When deciding on which coffee to brew for guests or for your own private feelings of cool and prestige, it's impossible to ignore the label. We've all been guilty of purchasing food or drink based on packaging—and why stop there, when the package could include the endorsement of someone superfamous, or at least someone closely connected to the superfamous?
To this end, we recently tried three high-profile celebrity-endorsed coffees big on the market right now, or trying to be. (We regret that we haven't yet had a chance to sample celebrity coffees from Rob Zombie, Emeril, Will Oldham/Bonnie Prince Billy, or Styx.) Here's what we sipped, and what we thought:
Marley Coffee, passionate venture of Bob Marley's son Rohan Marley, is an internationally distributed, US-roasted coffee created partially in tribute to Rohan's father's "deep respect for nature and humanity." We've seen the not-cheap Marley branded Jamaica Blue Mountain blend (the Talkin' Blues coffee retails for upwards of $50/lb), but despite turning up in some fancier retail outlets, the backbone of the business seems to be convenience. They rely heavily on pre-ground bags of affordable, organic coffees from Central America and Africa at low prices, with no particular origin attached—though the temptation to gift someone a bag of One Love or Buffalo Soldier is very very high.

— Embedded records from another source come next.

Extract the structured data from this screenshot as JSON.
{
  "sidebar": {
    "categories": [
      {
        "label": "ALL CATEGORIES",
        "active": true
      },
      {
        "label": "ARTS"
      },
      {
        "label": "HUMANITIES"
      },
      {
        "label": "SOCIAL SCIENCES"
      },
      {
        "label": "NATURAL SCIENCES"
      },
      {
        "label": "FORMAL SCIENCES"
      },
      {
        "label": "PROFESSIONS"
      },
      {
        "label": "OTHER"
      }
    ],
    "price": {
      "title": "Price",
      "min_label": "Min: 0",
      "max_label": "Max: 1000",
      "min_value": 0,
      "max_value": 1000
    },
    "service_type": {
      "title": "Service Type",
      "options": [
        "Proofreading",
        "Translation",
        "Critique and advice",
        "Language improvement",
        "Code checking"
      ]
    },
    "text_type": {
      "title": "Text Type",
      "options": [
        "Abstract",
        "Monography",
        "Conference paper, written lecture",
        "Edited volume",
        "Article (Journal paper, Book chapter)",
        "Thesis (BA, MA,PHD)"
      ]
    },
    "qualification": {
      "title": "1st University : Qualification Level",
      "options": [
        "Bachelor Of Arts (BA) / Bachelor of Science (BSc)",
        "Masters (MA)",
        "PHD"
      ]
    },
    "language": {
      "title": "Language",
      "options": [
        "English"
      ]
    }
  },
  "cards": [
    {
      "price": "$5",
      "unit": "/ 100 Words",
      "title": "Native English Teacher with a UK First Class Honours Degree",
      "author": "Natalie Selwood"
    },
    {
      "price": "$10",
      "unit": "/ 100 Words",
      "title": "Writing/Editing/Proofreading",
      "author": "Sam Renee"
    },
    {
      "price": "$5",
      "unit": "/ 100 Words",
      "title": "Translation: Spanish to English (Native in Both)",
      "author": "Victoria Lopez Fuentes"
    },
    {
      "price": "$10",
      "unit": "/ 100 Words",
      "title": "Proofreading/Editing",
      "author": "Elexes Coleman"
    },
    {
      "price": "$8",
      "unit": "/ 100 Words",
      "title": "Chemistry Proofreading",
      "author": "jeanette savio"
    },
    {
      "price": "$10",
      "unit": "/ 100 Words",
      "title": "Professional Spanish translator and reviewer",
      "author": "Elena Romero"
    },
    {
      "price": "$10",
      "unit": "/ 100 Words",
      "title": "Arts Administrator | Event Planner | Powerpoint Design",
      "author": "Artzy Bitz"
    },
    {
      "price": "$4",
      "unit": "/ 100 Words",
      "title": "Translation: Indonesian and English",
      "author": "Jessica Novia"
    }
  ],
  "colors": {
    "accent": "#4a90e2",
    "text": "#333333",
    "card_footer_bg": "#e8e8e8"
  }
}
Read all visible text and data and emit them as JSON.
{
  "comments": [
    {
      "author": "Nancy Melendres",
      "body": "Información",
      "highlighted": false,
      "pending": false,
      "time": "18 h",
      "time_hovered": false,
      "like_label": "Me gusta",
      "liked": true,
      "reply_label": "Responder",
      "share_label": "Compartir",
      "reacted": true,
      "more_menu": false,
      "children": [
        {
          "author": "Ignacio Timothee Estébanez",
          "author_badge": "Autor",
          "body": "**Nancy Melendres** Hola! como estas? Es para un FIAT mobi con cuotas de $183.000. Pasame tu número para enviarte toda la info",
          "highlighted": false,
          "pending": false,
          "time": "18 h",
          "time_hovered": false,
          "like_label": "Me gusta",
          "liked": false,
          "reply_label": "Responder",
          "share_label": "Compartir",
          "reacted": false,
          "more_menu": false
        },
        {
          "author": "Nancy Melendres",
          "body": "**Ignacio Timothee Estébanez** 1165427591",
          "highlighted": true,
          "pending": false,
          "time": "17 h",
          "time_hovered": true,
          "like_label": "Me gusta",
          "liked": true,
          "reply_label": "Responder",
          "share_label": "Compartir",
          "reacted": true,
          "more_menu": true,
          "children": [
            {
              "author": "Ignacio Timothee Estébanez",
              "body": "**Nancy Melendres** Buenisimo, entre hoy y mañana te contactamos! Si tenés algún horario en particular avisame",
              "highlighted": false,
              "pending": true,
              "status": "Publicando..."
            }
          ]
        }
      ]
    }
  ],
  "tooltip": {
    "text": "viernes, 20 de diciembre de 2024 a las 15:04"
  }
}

We tried Get Up, Stand Up, one of the lightest roasts available, and found it to be drinkable yet nondescript—notes of chocolate and dark fruit show up in the aroma, and get lost a bit in the cup. But if you're looking for a coffee with an irie vibe (their website urges you to join them in partnering on business solutions such as vending machines and kiosks), definitely stand up for this. Some proceeds go to youth soccer.
Grace Hightower "Coffees of Rwanda"
An unusually successful convergence of philanthropy and taste is Grace Hightower De Niro's Rwanda project, a line of four coffees—three filter roasts and an espresso—from Rwanda, traded and marketed with the goal of elevating awareness of this exemplary coffee (and troubled coffee growing region.)
In this case, the results are good ones: we liked what we sampled from Grace's Signature Series the best: this particular line of coffees highlights specific smaller origins, in this case it's coffee from the Buf Café washing stations that are famous for producing remarkable Rwandan coffees. We tried some flavorful cups of the Buf Café and found the lighter roast retained much of the lovely nuance of coffees of this region like sweet berry and stone fruit. Of all the coffees we tried, we liked Hightower's the best both in the cup and for its conscience.
Joey Kramer "Rockin n Roastin"
If you are looking for dark roasted diner-style coffee with an album-oriented rock twist, Joey "Drummer for Aerosmith" Kramer's "Rockin' n Roastin'" line will do. We spoke to Joey about his private label coffee line—roasted by Harmony Bay Coffee of North Andover, Mass., which focuses on putting affordable, higher-quality coffees within reach of the discriminating, and presumably rocking, consumer. Though Kramer insists his role is hands-on and the product is not a novelty, the premise is a bit too simplified: currently the coffees are exclusively sourced from Guatemala, Sumatra, and Ethiopia ("the best places for coffee", sayeth the drummer) and are roasted to a shiny darkness, even when the bag says medium. What unique characteristics began in these beans is unfortunately submerged in the roast, and—acknowledging that all of these coffees come with months-long "best before" dates—is labelled with a distressing expiration date of 2015. Freshness and flavor, then, not taking too much of a front seat in the rock and roll lifestyle.
Kramer's part of the high-cost-of-coffee backlash, insisting that "We're making a whole lot less money so that people realize you don't HAVE to pay $5 for a really great cup of coffee," though he assured me that both rockin' and roastin' are hard work that he has a passion for. Sadly our tasters found our cup of woody, roasty Guatemala not to rock very hard at all—but perhaps we drink to the beat of a different drummer.